### DATA SHOWN
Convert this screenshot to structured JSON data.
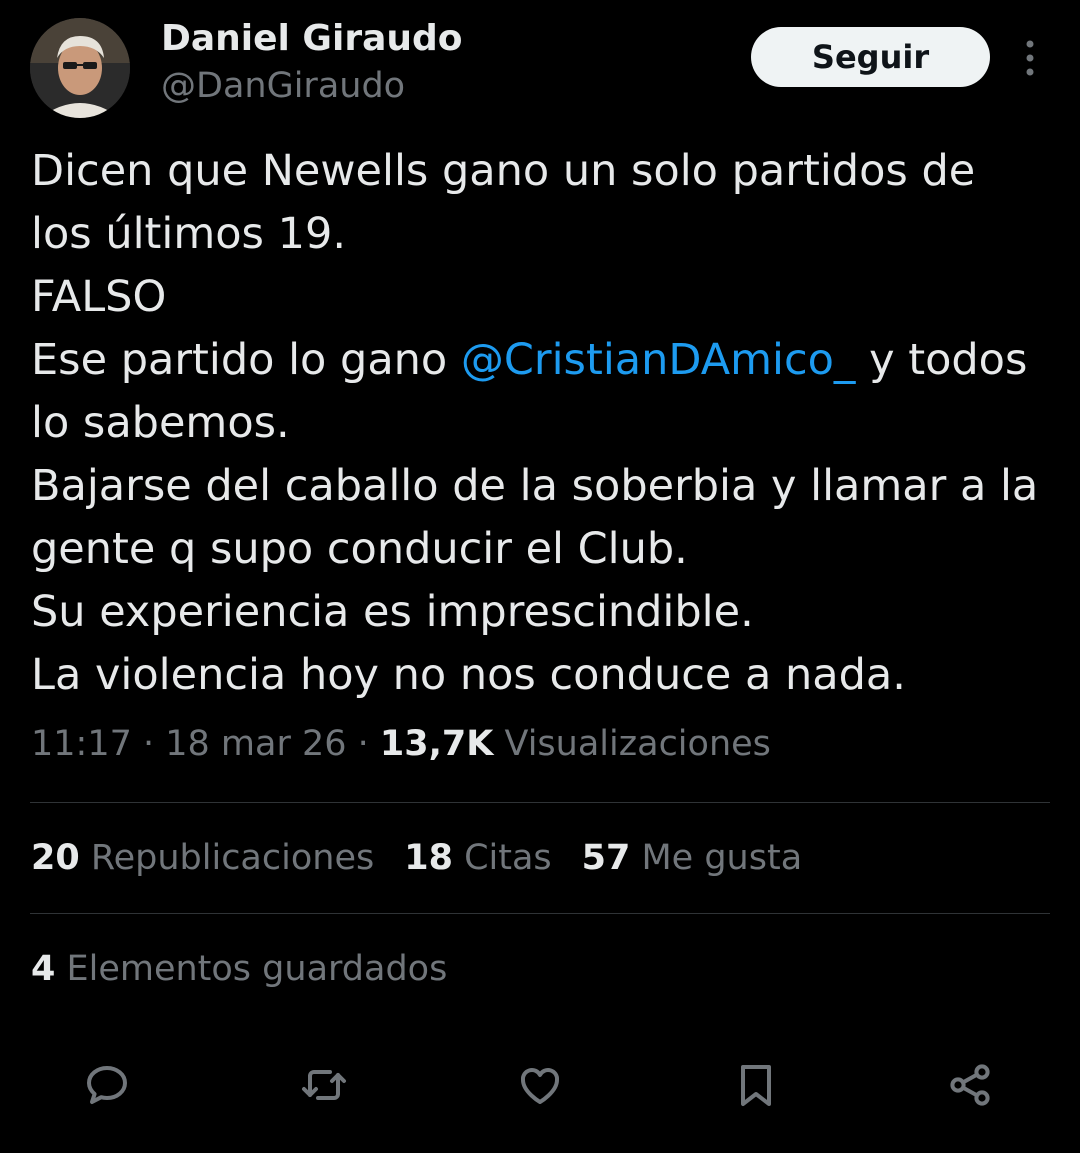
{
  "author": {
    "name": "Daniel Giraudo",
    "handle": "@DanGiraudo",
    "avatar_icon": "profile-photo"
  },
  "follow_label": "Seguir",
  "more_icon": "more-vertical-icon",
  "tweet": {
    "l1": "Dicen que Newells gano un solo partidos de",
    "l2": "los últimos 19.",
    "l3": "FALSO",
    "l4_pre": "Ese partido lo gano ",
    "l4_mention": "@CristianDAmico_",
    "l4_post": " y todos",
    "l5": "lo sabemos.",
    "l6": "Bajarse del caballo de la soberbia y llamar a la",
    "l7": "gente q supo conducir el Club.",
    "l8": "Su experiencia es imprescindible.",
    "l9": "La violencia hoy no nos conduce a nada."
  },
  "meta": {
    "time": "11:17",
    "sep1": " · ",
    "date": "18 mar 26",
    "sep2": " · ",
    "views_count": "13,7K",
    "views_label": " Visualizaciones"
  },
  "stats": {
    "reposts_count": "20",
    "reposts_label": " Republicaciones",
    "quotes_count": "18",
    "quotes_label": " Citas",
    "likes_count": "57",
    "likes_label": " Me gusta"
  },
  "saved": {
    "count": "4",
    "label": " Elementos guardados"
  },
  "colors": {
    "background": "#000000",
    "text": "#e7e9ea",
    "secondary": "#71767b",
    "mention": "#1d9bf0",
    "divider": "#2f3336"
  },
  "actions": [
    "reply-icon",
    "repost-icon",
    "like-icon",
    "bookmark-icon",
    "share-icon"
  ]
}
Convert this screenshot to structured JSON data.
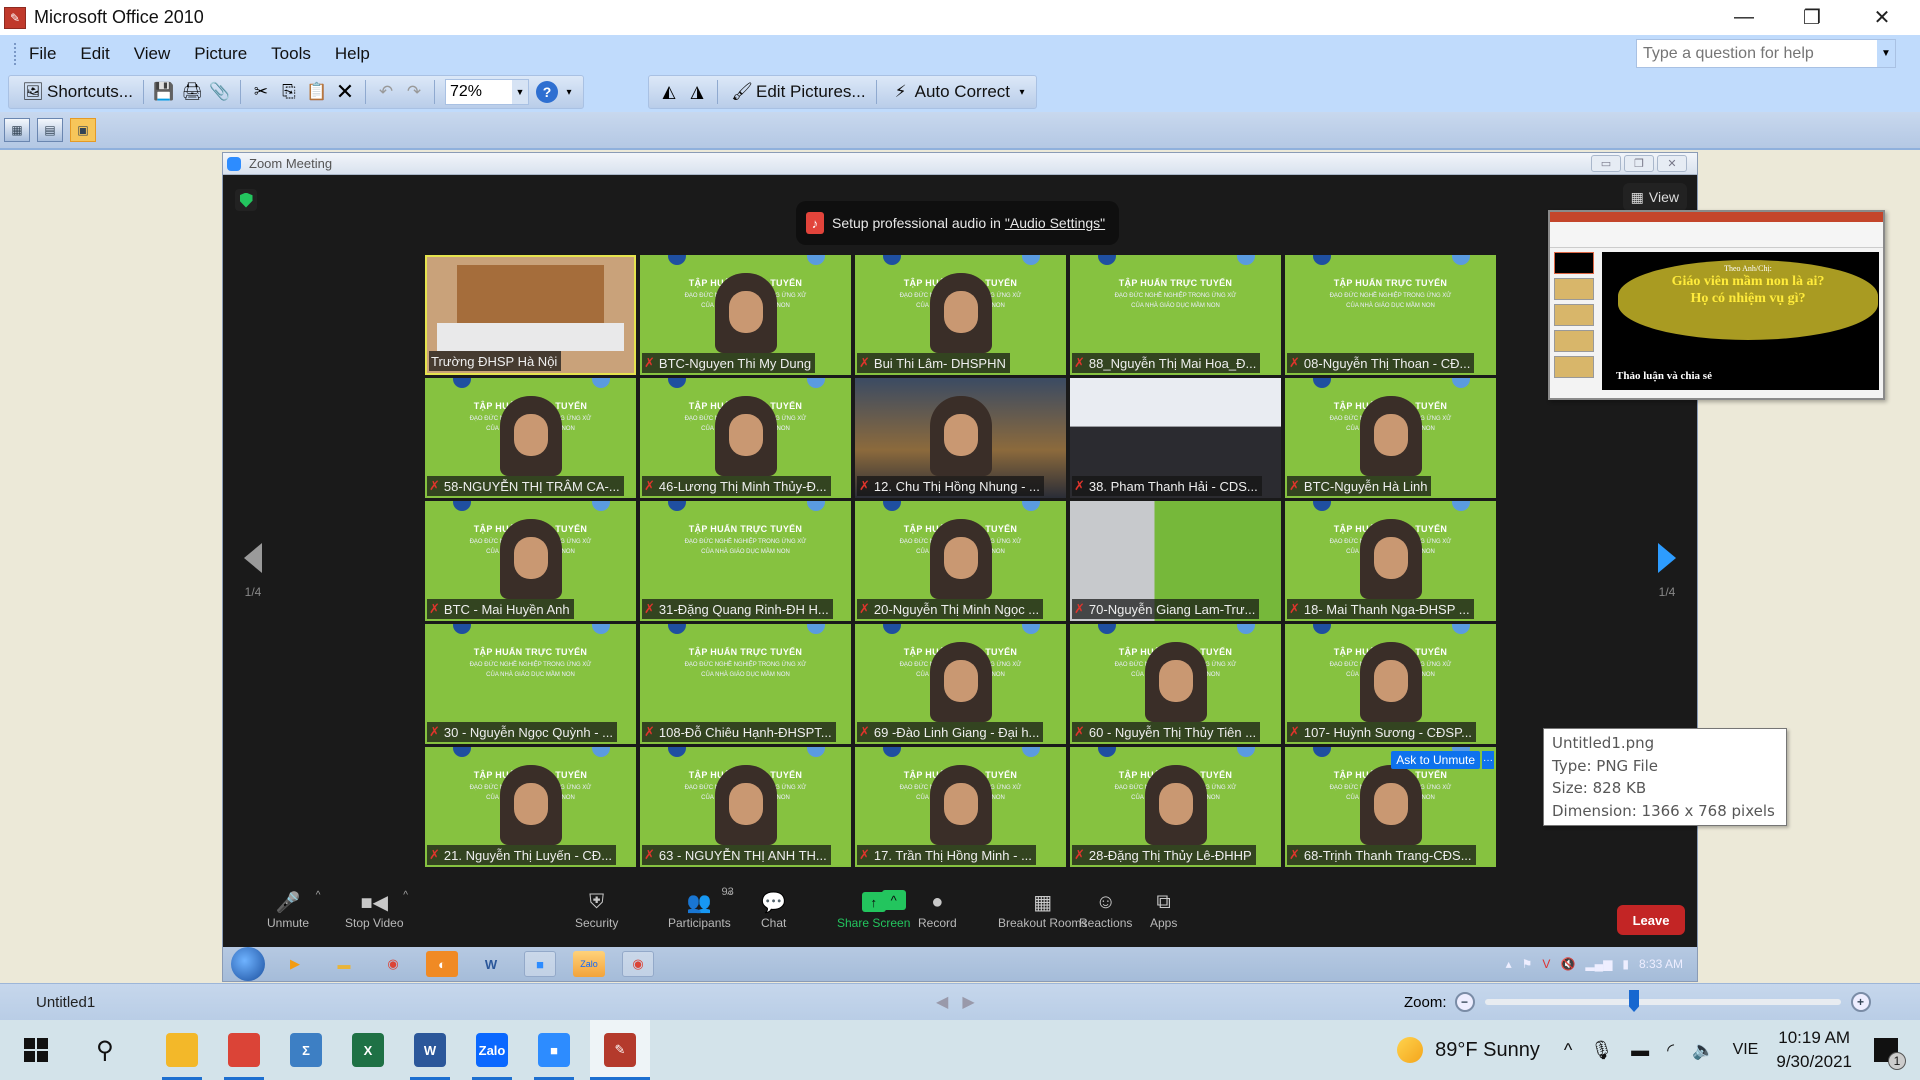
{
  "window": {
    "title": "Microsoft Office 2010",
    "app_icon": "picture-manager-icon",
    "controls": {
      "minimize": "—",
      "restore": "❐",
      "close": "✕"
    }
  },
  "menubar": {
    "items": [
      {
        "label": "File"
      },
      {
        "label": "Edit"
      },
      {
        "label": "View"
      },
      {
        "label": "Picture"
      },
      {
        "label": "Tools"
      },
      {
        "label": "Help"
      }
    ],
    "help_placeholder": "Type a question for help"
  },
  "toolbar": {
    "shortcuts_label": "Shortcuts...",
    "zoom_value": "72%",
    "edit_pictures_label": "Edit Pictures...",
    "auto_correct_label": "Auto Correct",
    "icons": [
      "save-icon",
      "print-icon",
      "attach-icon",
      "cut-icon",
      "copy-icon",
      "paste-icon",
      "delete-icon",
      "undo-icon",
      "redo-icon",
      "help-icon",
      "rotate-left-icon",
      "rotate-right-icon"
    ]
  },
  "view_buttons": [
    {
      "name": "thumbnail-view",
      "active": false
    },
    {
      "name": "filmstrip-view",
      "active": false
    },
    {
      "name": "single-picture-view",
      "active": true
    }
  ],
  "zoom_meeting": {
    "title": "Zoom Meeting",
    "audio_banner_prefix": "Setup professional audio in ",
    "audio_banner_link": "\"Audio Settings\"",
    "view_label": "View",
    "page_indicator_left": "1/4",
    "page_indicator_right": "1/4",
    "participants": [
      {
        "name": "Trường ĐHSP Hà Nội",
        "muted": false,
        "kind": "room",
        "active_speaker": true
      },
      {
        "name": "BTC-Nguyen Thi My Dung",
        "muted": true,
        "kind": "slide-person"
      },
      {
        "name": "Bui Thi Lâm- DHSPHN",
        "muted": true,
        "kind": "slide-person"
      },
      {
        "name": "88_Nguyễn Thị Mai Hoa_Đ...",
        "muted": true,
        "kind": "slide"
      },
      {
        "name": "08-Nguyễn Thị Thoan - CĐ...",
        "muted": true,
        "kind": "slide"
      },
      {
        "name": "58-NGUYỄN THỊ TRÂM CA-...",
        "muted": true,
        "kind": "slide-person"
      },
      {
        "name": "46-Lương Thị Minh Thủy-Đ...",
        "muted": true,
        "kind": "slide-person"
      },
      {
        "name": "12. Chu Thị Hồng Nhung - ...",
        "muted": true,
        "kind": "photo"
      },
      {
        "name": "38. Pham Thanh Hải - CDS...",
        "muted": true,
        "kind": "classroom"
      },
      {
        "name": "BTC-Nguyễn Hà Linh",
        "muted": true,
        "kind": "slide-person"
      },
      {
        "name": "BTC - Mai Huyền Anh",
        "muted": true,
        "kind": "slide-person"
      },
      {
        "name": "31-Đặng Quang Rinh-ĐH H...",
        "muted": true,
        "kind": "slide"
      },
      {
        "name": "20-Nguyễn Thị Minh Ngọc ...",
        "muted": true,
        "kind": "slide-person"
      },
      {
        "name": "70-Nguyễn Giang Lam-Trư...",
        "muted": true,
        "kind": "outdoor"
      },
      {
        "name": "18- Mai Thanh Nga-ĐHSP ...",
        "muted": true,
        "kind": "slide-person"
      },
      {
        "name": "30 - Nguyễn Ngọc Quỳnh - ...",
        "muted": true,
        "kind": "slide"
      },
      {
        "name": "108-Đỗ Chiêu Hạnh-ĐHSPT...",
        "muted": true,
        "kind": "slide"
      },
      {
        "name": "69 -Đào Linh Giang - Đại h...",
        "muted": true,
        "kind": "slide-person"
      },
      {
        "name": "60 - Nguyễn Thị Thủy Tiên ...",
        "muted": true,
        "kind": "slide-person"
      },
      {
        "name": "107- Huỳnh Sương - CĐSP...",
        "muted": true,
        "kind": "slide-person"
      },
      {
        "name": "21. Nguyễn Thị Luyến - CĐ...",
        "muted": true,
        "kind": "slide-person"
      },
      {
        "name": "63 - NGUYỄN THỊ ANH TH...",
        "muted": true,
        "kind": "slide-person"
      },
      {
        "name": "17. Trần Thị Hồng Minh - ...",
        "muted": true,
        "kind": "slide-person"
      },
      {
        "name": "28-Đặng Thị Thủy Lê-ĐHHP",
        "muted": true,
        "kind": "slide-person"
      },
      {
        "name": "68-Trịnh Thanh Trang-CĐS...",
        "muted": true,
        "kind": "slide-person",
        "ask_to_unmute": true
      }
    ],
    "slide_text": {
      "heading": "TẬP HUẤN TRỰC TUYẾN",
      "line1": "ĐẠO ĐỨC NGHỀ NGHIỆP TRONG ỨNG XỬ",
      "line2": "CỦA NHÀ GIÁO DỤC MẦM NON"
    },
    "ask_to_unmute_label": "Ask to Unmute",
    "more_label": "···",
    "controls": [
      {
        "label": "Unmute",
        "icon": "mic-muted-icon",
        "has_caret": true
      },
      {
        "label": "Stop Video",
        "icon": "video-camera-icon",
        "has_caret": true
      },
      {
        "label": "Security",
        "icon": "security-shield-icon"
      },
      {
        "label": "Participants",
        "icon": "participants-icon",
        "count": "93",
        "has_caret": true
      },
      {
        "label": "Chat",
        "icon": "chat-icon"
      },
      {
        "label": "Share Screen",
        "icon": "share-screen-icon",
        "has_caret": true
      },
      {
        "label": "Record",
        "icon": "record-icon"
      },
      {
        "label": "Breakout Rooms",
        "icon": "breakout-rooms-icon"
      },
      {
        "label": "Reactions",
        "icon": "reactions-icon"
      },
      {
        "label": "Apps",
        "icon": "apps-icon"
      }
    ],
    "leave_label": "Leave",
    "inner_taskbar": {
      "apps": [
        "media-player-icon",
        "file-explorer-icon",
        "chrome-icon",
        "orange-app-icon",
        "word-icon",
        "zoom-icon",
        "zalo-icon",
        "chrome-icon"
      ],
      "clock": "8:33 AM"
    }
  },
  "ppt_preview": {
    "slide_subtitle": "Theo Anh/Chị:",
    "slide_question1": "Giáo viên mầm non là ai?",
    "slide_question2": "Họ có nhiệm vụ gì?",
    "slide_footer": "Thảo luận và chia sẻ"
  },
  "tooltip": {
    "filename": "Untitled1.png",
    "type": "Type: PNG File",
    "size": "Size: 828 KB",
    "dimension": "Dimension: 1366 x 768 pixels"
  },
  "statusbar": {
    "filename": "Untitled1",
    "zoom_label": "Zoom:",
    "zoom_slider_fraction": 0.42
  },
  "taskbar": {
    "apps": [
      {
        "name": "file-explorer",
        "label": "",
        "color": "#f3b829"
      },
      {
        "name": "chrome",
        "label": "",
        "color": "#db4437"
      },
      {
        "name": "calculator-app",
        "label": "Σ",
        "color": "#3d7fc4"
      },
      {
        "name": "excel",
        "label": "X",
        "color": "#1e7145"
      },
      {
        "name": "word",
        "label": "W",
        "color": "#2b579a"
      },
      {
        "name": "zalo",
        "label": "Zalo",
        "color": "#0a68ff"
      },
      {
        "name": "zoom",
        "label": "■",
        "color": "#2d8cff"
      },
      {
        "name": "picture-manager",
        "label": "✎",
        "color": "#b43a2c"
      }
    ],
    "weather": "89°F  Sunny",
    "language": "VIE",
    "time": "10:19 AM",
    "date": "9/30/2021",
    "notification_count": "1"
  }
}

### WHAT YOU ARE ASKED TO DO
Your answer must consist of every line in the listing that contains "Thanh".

### SOLUTION FOR THIS PROBLEM
        "name": "38. Pham Thanh Hải - CDS...",
        "name": "18- Mai Thanh Nga-ĐHSP ...",
        "name": "68-Trịnh Thanh Trang-CĐS...",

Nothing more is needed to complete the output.